═════ DATA SECTION

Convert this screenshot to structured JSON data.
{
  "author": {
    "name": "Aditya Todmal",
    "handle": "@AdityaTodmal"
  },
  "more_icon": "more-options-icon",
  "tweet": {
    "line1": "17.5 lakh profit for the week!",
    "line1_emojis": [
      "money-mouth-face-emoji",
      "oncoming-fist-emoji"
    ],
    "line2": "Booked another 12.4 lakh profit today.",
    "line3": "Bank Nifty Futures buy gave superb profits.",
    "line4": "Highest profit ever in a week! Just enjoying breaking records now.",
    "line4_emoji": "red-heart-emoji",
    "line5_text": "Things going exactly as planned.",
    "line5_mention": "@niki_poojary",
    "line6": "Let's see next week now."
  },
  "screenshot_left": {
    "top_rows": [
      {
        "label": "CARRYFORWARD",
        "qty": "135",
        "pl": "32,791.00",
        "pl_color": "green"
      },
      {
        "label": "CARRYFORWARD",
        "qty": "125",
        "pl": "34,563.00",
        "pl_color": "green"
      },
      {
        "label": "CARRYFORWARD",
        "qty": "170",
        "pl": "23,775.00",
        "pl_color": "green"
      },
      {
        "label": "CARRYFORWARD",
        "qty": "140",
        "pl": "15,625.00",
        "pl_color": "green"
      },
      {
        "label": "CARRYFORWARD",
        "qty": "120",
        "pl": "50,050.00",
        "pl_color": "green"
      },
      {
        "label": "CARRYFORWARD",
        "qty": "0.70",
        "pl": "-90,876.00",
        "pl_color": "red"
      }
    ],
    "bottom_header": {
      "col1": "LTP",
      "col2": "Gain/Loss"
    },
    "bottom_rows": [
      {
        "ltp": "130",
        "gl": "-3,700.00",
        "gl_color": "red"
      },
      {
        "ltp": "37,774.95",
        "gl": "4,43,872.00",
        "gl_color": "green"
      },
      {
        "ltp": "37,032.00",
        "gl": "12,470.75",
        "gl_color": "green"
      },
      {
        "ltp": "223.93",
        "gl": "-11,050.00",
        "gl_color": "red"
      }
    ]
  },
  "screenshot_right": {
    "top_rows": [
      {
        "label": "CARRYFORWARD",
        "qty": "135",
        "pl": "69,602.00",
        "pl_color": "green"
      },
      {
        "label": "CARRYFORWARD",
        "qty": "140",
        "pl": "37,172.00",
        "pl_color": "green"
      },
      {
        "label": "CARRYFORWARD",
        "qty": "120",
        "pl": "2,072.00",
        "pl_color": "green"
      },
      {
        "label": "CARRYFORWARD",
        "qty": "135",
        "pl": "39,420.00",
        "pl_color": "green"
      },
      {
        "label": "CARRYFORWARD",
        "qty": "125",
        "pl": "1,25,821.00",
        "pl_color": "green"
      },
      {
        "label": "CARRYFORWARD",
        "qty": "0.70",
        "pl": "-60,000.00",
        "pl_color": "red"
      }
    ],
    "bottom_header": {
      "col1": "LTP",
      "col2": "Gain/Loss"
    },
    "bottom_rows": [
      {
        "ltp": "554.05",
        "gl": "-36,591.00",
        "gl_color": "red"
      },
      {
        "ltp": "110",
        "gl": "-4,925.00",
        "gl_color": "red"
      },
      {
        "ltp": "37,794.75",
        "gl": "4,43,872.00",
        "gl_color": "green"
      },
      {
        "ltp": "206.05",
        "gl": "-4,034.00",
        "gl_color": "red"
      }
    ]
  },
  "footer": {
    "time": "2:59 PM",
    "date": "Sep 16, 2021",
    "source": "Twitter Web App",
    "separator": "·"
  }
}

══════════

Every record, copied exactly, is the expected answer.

Convert this screenshot to structured JSON data.
{
  "author": {
    "name": "Aditya Todmal",
    "handle": "@AdityaTodmal"
  },
  "more_icon": "more-options-icon",
  "tweet": {
    "line1": "17.5 lakh profit for the week!",
    "line1_emojis": [
      "money-mouth-face-emoji",
      "oncoming-fist-emoji"
    ],
    "line2": "Booked another 12.4 lakh profit today.",
    "line3": "Bank Nifty Futures buy gave superb profits.",
    "line4": "Highest profit ever in a week! Just enjoying breaking records now.",
    "line4_emoji": "red-heart-emoji",
    "line5_text": "Things going exactly as planned.",
    "line5_mention": "@niki_poojary",
    "line6": "Let's see next week now."
  },
  "screenshot_left": {
    "top_rows": [
      {
        "label": "CARRYFORWARD",
        "qty": "135",
        "pl": "32,791.00",
        "pl_color": "green"
      },
      {
        "label": "CARRYFORWARD",
        "qty": "125",
        "pl": "34,563.00",
        "pl_color": "green"
      },
      {
        "label": "CARRYFORWARD",
        "qty": "170",
        "pl": "23,775.00",
        "pl_color": "green"
      },
      {
        "label": "CARRYFORWARD",
        "qty": "140",
        "pl": "15,625.00",
        "pl_color": "green"
      },
      {
        "label": "CARRYFORWARD",
        "qty": "120",
        "pl": "50,050.00",
        "pl_color": "green"
      },
      {
        "label": "CARRYFORWARD",
        "qty": "0.70",
        "pl": "-90,876.00",
        "pl_color": "red"
      }
    ],
    "bottom_header": {
      "col1": "LTP",
      "col2": "Gain/Loss"
    },
    "bottom_rows": [
      {
        "ltp": "130",
        "gl": "-3,700.00",
        "gl_color": "red"
      },
      {
        "ltp": "37,774.95",
        "gl": "4,43,872.00",
        "gl_color": "green"
      },
      {
        "ltp": "37,032.00",
        "gl": "12,470.75",
        "gl_color": "green"
      },
      {
        "ltp": "223.93",
        "gl": "-11,050.00",
        "gl_color": "red"
      }
    ]
  },
  "screenshot_right": {
    "top_rows": [
      {
        "label": "CARRYFORWARD",
        "qty": "135",
        "pl": "69,602.00",
        "pl_color": "green"
      },
      {
        "label": "CARRYFORWARD",
        "qty": "140",
        "pl": "37,172.00",
        "pl_color": "green"
      },
      {
        "label": "CARRYFORWARD",
        "qty": "120",
        "pl": "2,072.00",
        "pl_color": "green"
      },
      {
        "label": "CARRYFORWARD",
        "qty": "135",
        "pl": "39,420.00",
        "pl_color": "green"
      },
      {
        "label": "CARRYFORWARD",
        "qty": "125",
        "pl": "1,25,821.00",
        "pl_color": "green"
      },
      {
        "label": "CARRYFORWARD",
        "qty": "0.70",
        "pl": "-60,000.00",
        "pl_color": "red"
      }
    ],
    "bottom_header": {
      "col1": "LTP",
      "col2": "Gain/Loss"
    },
    "bottom_rows": [
      {
        "ltp": "554.05",
        "gl": "-36,591.00",
        "gl_color": "red"
      },
      {
        "ltp": "110",
        "gl": "-4,925.00",
        "gl_color": "red"
      },
      {
        "ltp": "37,794.75",
        "gl": "4,43,872.00",
        "gl_color": "green"
      },
      {
        "ltp": "206.05",
        "gl": "-4,034.00",
        "gl_color": "red"
      }
    ]
  },
  "footer": {
    "time": "2:59 PM",
    "date": "Sep 16, 2021",
    "source": "Twitter Web App",
    "separator": "·"
  }
}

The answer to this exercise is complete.